I’ve always associated Christmas with feeling loved. When I was a child, my parents, my brother and I would get together with extended family in Connecticut or here in Toronto. We’d have a big dinner and the kids would open presents. I vividly remember getting my first cellphone at 11 or 12. My mother had wrapped my new Motorola C332 in a Burger King bag, just to keep me guessing until the last second. I can’t remember ever spending a Christmas away from my family. It feels weird knowing this will be the first.
My fiancée, Paula, and I have decided to spend Christmas together in our Toronto apartment, just the two of us. My mother and I are estranged because of her negative reaction to my engagement to Paula in April. She didn’t say congratulations and declined when I wanted to show her the photos. We haven’t spoken since I told her I was disappointed. My father has told me multiple times not to bring “that kind of thing” into his house. And my soon to-be mother-in-law may actually drop dead if Paula were to bring me home for the holidays. A mixture of Christianity, British colonialism and culture are to blame for our parents’ unrelenting homophobia.
Interested in more stories like this? Subscribe to Broadview’s weekly newsletter.
We also don’t want a repeat of last year when Paula and I each went back to our respective families in Oshawa, Ont. We weren’t yet engaged, but we were living together. It broke my heart to spend the holidays away from her; however, I knew it wasn’t the right time to tell her family about us. We had only been together for a year, and Paula wasn’t ready to fully come out. My family, on the other hand, knew we were cohabiting and that things were serious. I still wasn’t allowed to bring her over, and our relationship never came up in conversation.
So I borrowed my mom’s car on Dec. 24 to bring Paula her presents. I couldn’t go into her house, as her mother would have become suspicious. We spent all of 15 minutes together — Christmas Eve in a Chrysler. In that moment, I decided I never wanted to spend the holidays apart again.

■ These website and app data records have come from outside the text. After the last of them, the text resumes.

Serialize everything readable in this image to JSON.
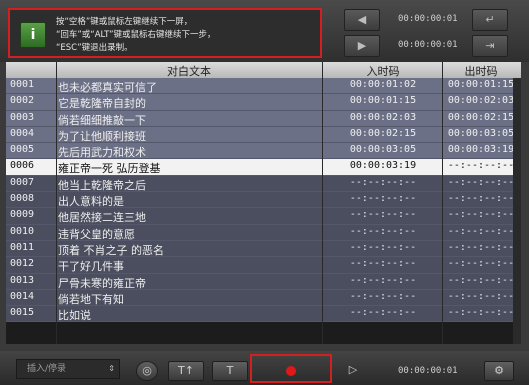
{
  "hint": {
    "icon_text": "i",
    "lines": [
      "按“空格”键或鼠标左键继续下一屏，",
      "“回车”或“ALT”键或鼠标右键继续下一步，",
      "“ESC”键退出录制。"
    ]
  },
  "top_controls": {
    "time_upper": "00:00:00:01",
    "time_lower": "00:00:00:01",
    "prev_icon": "step-back-icon",
    "next_icon": "step-forward-icon",
    "enter_icon": "enter-icon",
    "exit_icon": "exit-icon"
  },
  "table": {
    "headers": {
      "text": "对白文本",
      "in": "入时码",
      "out": "出时码"
    },
    "rows": [
      {
        "idx": "0001",
        "text": "也未必都真实可信了",
        "in": "00:00:01:02",
        "out": "00:00:01:15",
        "state": "done"
      },
      {
        "idx": "0002",
        "text": "它是乾隆帝自封的",
        "in": "00:00:01:15",
        "out": "00:00:02:03",
        "state": "done"
      },
      {
        "idx": "0003",
        "text": "倘若细细推敲一下",
        "in": "00:00:02:03",
        "out": "00:00:02:15",
        "state": "done"
      },
      {
        "idx": "0004",
        "text": "为了让他顺利接班",
        "in": "00:00:02:15",
        "out": "00:00:03:05",
        "state": "done"
      },
      {
        "idx": "0005",
        "text": "先后用武力和权术",
        "in": "00:00:03:05",
        "out": "00:00:03:19",
        "state": "done"
      },
      {
        "idx": "0006",
        "text": "雍正帝一死  弘历登基",
        "in": "00:00:03:19",
        "out": "--:--:--:--",
        "state": "active"
      },
      {
        "idx": "0007",
        "text": "他当上乾隆帝之后",
        "in": "--:--:--:--",
        "out": "--:--:--:--",
        "state": "pending"
      },
      {
        "idx": "0008",
        "text": "出人意料的是",
        "in": "--:--:--:--",
        "out": "--:--:--:--",
        "state": "pending"
      },
      {
        "idx": "0009",
        "text": "他居然接二连三地",
        "in": "--:--:--:--",
        "out": "--:--:--:--",
        "state": "pending"
      },
      {
        "idx": "0010",
        "text": "违背父皇的意愿",
        "in": "--:--:--:--",
        "out": "--:--:--:--",
        "state": "pending"
      },
      {
        "idx": "0011",
        "text": "顶着  不肖之子  的恶名",
        "in": "--:--:--:--",
        "out": "--:--:--:--",
        "state": "pending"
      },
      {
        "idx": "0012",
        "text": "干了好几件事",
        "in": "--:--:--:--",
        "out": "--:--:--:--",
        "state": "pending"
      },
      {
        "idx": "0013",
        "text": "尸骨未寒的雍正帝",
        "in": "--:--:--:--",
        "out": "--:--:--:--",
        "state": "pending"
      },
      {
        "idx": "0014",
        "text": "倘若地下有知",
        "in": "--:--:--:--",
        "out": "--:--:--:--",
        "state": "pending"
      },
      {
        "idx": "0015",
        "text": "比如说",
        "in": "--:--:--:--",
        "out": "--:--:--:--",
        "state": "pending"
      }
    ]
  },
  "bottom": {
    "dropdown_value": "插入/停录",
    "btn_globe_icon": "globe-icon",
    "btn_t1_label": "T↑",
    "btn_t2_label": "T",
    "play_icon": "play-icon",
    "time": "00:00:00:01",
    "settings_icon": "settings-icon"
  }
}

After we exchanged gifts, I drove back to my parents’ house. I didn’t tell my mother where I had been and she didn’t ask any questions, but I had a feeling she knew. Part of me wanted her to ask. I desperately wanted to share with her how in love and happy I was. It was painful knowing she, at best, wouldn’t care or, at worst, would say something toxic and dismissive.
I hate having to choose between celebrating the holidays with Paula or with my family. But Paula accepts me fully. Being around her is fulfilling. Since the same cannot be said for most members of our biological families, we’ll just have to do things differently.
More on Broadview:
- After my grandfather passed away, my dad started a new culinary tradition
- Family estrangement ‘a silent epidemic’
- A Blue Christmas service gave me fresh perspective on my parents
Though I’m used to a large, noisy house for the holidays, I will gladly trade it for peaceful, meaningful interactions with my partner. I will decorate our apartment from top to bottom. I even found a brand-new seven-foot-tall Christmas tree on Facebook Marketplace, and I can’t wait to put it up.
We will build our own traditions that I hope we can share with our children in the future. Paula will make us Nigerian Christmas rice and puff puff, which is similar to Timbits but way better. I’ll bake Jamaican rum cake for dessert. We’ll add white rum to sorrel, a traditional Jamaican floral drink, and listen to our records. For the first time, I will get a kiss under the mistletoe while we wear matching pyjamas.
I have mixed feelings about these plans. I’m excited, but it pains me that we have to do this at all. Just as I have dreams for the new life we are creating together, a part of me hopes that our families will miss us at Christmas and come around. Maybe my mom will call and invite us both over for dinner. Maybe Paula’s mother will acknowledge my existence by wishing me happy holidays. These are the most minuscule gestures they could make, yet it feels like I’m asking them to move mountains. Ultimately, we just want to feel loved and accepted by our families.
Christmas 2022 is already shaping up to look very different than any Christmas I’ve ever experienced. But I know if I celebrate with Paula, I will feel the love I’m accustomed to every Christmas. The circumstances may be unfamiliar, but the love in my home will be the same.
Ashleigh-Rae Thomas is a writer and journalist in Toronto.
This essay first appeared in Broadview’s December 2022 issue with the title “Starting new traditions.”
We hope you found this Broadview article engaging.
Our team is working hard to bring you more independent, award-winning journalism. But Broadview is a nonprofit and these are tough times for magazines. Please consider supporting our work. There are a number of ways to do so:
- Subscribe to our magazine and you’ll receive intelligent, timely stories and perspectives delivered to your home 8 times a year.
- Donate to our Friends Fund.
- Give the gift of Broadview to someone special in your life and make a difference!
Thank you for being such wonderful readers.
Comments for this post are closed.